*DATA PROVIDED*:

══════════

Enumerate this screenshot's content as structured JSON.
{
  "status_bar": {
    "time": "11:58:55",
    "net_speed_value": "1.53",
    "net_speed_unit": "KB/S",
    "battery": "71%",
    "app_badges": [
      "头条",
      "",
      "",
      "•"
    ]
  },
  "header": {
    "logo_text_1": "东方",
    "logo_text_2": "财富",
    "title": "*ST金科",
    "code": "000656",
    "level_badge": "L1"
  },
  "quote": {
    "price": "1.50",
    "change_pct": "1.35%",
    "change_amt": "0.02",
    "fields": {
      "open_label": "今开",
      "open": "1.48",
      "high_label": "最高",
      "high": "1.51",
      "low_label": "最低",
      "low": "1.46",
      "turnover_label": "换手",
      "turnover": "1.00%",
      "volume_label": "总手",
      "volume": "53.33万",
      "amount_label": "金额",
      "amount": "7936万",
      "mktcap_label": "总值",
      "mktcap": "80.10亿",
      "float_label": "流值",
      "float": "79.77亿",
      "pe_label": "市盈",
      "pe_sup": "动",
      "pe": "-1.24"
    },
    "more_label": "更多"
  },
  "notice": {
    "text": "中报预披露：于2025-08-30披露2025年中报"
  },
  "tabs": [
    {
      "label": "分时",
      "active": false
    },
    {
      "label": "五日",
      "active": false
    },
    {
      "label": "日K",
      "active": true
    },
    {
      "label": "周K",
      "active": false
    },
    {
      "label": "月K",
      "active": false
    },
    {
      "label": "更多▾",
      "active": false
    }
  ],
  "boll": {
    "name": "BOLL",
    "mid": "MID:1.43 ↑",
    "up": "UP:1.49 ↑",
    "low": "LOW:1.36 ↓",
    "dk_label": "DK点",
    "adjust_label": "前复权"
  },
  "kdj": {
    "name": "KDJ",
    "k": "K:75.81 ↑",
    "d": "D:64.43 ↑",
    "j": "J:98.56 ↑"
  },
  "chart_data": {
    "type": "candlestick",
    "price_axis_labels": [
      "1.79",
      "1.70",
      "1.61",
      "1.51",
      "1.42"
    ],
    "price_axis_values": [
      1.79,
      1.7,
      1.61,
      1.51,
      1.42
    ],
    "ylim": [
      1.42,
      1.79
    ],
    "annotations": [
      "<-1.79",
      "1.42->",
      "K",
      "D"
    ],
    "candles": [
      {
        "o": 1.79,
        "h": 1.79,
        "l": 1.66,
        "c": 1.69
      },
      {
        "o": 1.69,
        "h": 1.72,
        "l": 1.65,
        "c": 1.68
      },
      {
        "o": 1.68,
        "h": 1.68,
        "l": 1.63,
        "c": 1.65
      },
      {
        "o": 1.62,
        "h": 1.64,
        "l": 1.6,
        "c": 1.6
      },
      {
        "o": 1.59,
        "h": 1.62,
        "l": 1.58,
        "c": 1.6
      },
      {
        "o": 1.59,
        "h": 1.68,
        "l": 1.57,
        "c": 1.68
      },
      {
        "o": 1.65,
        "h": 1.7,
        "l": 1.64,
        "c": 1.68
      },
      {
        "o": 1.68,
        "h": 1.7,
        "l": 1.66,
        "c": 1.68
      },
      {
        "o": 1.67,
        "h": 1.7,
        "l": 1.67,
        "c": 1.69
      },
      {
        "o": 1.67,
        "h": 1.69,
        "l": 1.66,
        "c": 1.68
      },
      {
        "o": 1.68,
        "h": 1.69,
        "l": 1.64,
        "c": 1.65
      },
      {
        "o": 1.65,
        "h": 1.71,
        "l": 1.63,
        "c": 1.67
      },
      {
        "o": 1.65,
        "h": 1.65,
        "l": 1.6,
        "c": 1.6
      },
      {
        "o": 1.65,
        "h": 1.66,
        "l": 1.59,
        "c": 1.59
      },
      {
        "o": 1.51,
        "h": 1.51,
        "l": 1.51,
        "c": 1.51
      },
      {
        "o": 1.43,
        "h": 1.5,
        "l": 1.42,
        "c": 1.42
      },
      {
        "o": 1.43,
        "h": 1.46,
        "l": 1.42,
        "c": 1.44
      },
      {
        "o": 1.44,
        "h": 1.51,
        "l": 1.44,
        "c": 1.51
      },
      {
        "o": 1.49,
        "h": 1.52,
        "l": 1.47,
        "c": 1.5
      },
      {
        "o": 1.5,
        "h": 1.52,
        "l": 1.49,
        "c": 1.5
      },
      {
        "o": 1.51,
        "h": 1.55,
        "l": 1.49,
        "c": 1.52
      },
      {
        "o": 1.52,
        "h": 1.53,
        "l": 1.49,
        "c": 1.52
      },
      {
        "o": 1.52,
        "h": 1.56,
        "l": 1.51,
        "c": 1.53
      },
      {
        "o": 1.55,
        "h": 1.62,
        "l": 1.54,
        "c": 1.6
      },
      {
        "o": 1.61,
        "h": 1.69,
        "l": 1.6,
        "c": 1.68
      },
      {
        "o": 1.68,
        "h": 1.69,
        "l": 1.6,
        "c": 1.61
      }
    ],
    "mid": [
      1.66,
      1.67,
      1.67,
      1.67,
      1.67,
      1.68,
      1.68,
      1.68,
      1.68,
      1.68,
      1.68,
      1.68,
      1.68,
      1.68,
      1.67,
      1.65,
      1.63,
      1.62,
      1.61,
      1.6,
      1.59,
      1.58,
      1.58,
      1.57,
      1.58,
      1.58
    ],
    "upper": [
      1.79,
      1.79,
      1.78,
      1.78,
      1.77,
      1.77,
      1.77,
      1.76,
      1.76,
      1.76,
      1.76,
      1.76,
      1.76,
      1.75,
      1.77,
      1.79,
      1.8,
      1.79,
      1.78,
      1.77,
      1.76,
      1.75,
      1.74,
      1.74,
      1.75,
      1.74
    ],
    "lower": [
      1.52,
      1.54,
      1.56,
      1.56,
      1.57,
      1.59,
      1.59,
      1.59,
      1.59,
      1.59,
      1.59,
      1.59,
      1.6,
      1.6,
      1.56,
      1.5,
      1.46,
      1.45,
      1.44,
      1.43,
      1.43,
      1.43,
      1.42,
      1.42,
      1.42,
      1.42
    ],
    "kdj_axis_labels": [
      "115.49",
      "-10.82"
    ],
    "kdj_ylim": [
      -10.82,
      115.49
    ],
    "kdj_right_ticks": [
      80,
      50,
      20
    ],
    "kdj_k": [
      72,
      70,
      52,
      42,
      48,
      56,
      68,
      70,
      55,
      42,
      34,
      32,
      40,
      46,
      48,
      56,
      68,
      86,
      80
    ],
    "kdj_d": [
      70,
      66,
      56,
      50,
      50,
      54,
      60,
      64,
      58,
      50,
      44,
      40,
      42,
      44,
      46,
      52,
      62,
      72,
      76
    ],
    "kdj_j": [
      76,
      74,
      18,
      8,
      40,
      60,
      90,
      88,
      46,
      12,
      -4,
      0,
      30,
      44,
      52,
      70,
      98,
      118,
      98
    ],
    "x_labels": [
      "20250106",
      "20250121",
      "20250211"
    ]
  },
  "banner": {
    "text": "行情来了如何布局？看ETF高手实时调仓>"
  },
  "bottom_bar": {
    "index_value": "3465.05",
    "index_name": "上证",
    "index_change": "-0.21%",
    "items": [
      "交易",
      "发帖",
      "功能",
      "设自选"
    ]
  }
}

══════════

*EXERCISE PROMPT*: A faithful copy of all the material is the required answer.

*OUTPUT*:
Enumerate this screenshot's content as structured JSON.
{
  "status_bar": {
    "time": "11:58:55",
    "net_speed_value": "1.53",
    "net_speed_unit": "KB/S",
    "battery": "71%",
    "app_badges": [
      "头条",
      "",
      "",
      "•"
    ]
  },
  "header": {
    "logo_text_1": "东方",
    "logo_text_2": "财富",
    "title": "*ST金科",
    "code": "000656",
    "level_badge": "L1"
  },
  "quote": {
    "price": "1.50",
    "change_pct": "1.35%",
    "change_amt": "0.02",
    "fields": {
      "open_label": "今开",
      "open": "1.48",
      "high_label": "最高",
      "high": "1.51",
      "low_label": "最低",
      "low": "1.46",
      "turnover_label": "换手",
      "turnover": "1.00%",
      "volume_label": "总手",
      "volume": "53.33万",
      "amount_label": "金额",
      "amount": "7936万",
      "mktcap_label": "总值",
      "mktcap": "80.10亿",
      "float_label": "流值",
      "float": "79.77亿",
      "pe_label": "市盈",
      "pe_sup": "动",
      "pe": "-1.24"
    },
    "more_label": "更多"
  },
  "notice": {
    "text": "中报预披露：于2025-08-30披露2025年中报"
  },
  "tabs": [
    {
      "label": "分时",
      "active": false
    },
    {
      "label": "五日",
      "active": false
    },
    {
      "label": "日K",
      "active": true
    },
    {
      "label": "周K",
      "active": false
    },
    {
      "label": "月K",
      "active": false
    },
    {
      "label": "更多▾",
      "active": false
    }
  ],
  "boll": {
    "name": "BOLL",
    "mid": "MID:1.43 ↑",
    "up": "UP:1.49 ↑",
    "low": "LOW:1.36 ↓",
    "dk_label": "DK点",
    "adjust_label": "前复权"
  },
  "kdj": {
    "name": "KDJ",
    "k": "K:75.81 ↑",
    "d": "D:64.43 ↑",
    "j": "J:98.56 ↑"
  },
  "chart_data": {
    "type": "candlestick",
    "price_axis_labels": [
      "1.79",
      "1.70",
      "1.61",
      "1.51",
      "1.42"
    ],
    "price_axis_values": [
      1.79,
      1.7,
      1.61,
      1.51,
      1.42
    ],
    "ylim": [
      1.42,
      1.79
    ],
    "annotations": [
      "<-1.79",
      "1.42->",
      "K",
      "D"
    ],
    "candles": [
      {
        "o": 1.79,
        "h": 1.79,
        "l": 1.66,
        "c": 1.69
      },
      {
        "o": 1.69,
        "h": 1.72,
        "l": 1.65,
        "c": 1.68
      },
      {
        "o": 1.68,
        "h": 1.68,
        "l": 1.63,
        "c": 1.65
      },
      {
        "o": 1.62,
        "h": 1.64,
        "l": 1.6,
        "c": 1.6
      },
      {
        "o": 1.59,
        "h": 1.62,
        "l": 1.58,
        "c": 1.6
      },
      {
        "o": 1.59,
        "h": 1.68,
        "l": 1.57,
        "c": 1.68
      },
      {
        "o": 1.65,
        "h": 1.7,
        "l": 1.64,
        "c": 1.68
      },
      {
        "o": 1.68,
        "h": 1.7,
        "l": 1.66,
        "c": 1.68
      },
      {
        "o": 1.67,
        "h": 1.7,
        "l": 1.67,
        "c": 1.69
      },
      {
        "o": 1.67,
        "h": 1.69,
        "l": 1.66,
        "c": 1.68
      },
      {
        "o": 1.68,
        "h": 1.69,
        "l": 1.64,
        "c": 1.65
      },
      {
        "o": 1.65,
        "h": 1.71,
        "l": 1.63,
        "c": 1.67
      },
      {
        "o": 1.65,
        "h": 1.65,
        "l": 1.6,
        "c": 1.6
      },
      {
        "o": 1.65,
        "h": 1.66,
        "l": 1.59,
        "c": 1.59
      },
      {
        "o": 1.51,
        "h": 1.51,
        "l": 1.51,
        "c": 1.51
      },
      {
        "o": 1.43,
        "h": 1.5,
        "l": 1.42,
        "c": 1.42
      },
      {
        "o": 1.43,
        "h": 1.46,
        "l": 1.42,
        "c": 1.44
      },
      {
        "o": 1.44,
        "h": 1.51,
        "l": 1.44,
        "c": 1.51
      },
      {
        "o": 1.49,
        "h": 1.52,
        "l": 1.47,
        "c": 1.5
      },
      {
        "o": 1.5,
        "h": 1.52,
        "l": 1.49,
        "c": 1.5
      },
      {
        "o": 1.51,
        "h": 1.55,
        "l": 1.49,
        "c": 1.52
      },
      {
        "o": 1.52,
        "h": 1.53,
        "l": 1.49,
        "c": 1.52
      },
      {
        "o": 1.52,
        "h": 1.56,
        "l": 1.51,
        "c": 1.53
      },
      {
        "o": 1.55,
        "h": 1.62,
        "l": 1.54,
        "c": 1.6
      },
      {
        "o": 1.61,
        "h": 1.69,
        "l": 1.6,
        "c": 1.68
      },
      {
        "o": 1.68,
        "h": 1.69,
        "l": 1.6,
        "c": 1.61
      }
    ],
    "mid": [
      1.66,
      1.67,
      1.67,
      1.67,
      1.67,
      1.68,
      1.68,
      1.68,
      1.68,
      1.68,
      1.68,
      1.68,
      1.68,
      1.68,
      1.67,
      1.65,
      1.63,
      1.62,
      1.61,
      1.6,
      1.59,
      1.58,
      1.58,
      1.57,
      1.58,
      1.58
    ],
    "upper": [
      1.79,
      1.79,
      1.78,
      1.78,
      1.77,
      1.77,
      1.77,
      1.76,
      1.76,
      1.76,
      1.76,
      1.76,
      1.76,
      1.75,
      1.77,
      1.79,
      1.8,
      1.79,
      1.78,
      1.77,
      1.76,
      1.75,
      1.74,
      1.74,
      1.75,
      1.74
    ],
    "lower": [
      1.52,
      1.54,
      1.56,
      1.56,
      1.57,
      1.59,
      1.59,
      1.59,
      1.59,
      1.59,
      1.59,
      1.59,
      1.6,
      1.6,
      1.56,
      1.5,
      1.46,
      1.45,
      1.44,
      1.43,
      1.43,
      1.43,
      1.42,
      1.42,
      1.42,
      1.42
    ],
    "kdj_axis_labels": [
      "115.49",
      "-10.82"
    ],
    "kdj_ylim": [
      -10.82,
      115.49
    ],
    "kdj_right_ticks": [
      80,
      50,
      20
    ],
    "kdj_k": [
      72,
      70,
      52,
      42,
      48,
      56,
      68,
      70,
      55,
      42,
      34,
      32,
      40,
      46,
      48,
      56,
      68,
      86,
      80
    ],
    "kdj_d": [
      70,
      66,
      56,
      50,
      50,
      54,
      60,
      64,
      58,
      50,
      44,
      40,
      42,
      44,
      46,
      52,
      62,
      72,
      76
    ],
    "kdj_j": [
      76,
      74,
      18,
      8,
      40,
      60,
      90,
      88,
      46,
      12,
      -4,
      0,
      30,
      44,
      52,
      70,
      98,
      118,
      98
    ],
    "x_labels": [
      "20250106",
      "20250121",
      "20250211"
    ]
  },
  "banner": {
    "text": "行情来了如何布局？看ETF高手实时调仓>"
  },
  "bottom_bar": {
    "index_value": "3465.05",
    "index_name": "上证",
    "index_change": "-0.21%",
    "items": [
      "交易",
      "发帖",
      "功能",
      "设自选"
    ]
  }
}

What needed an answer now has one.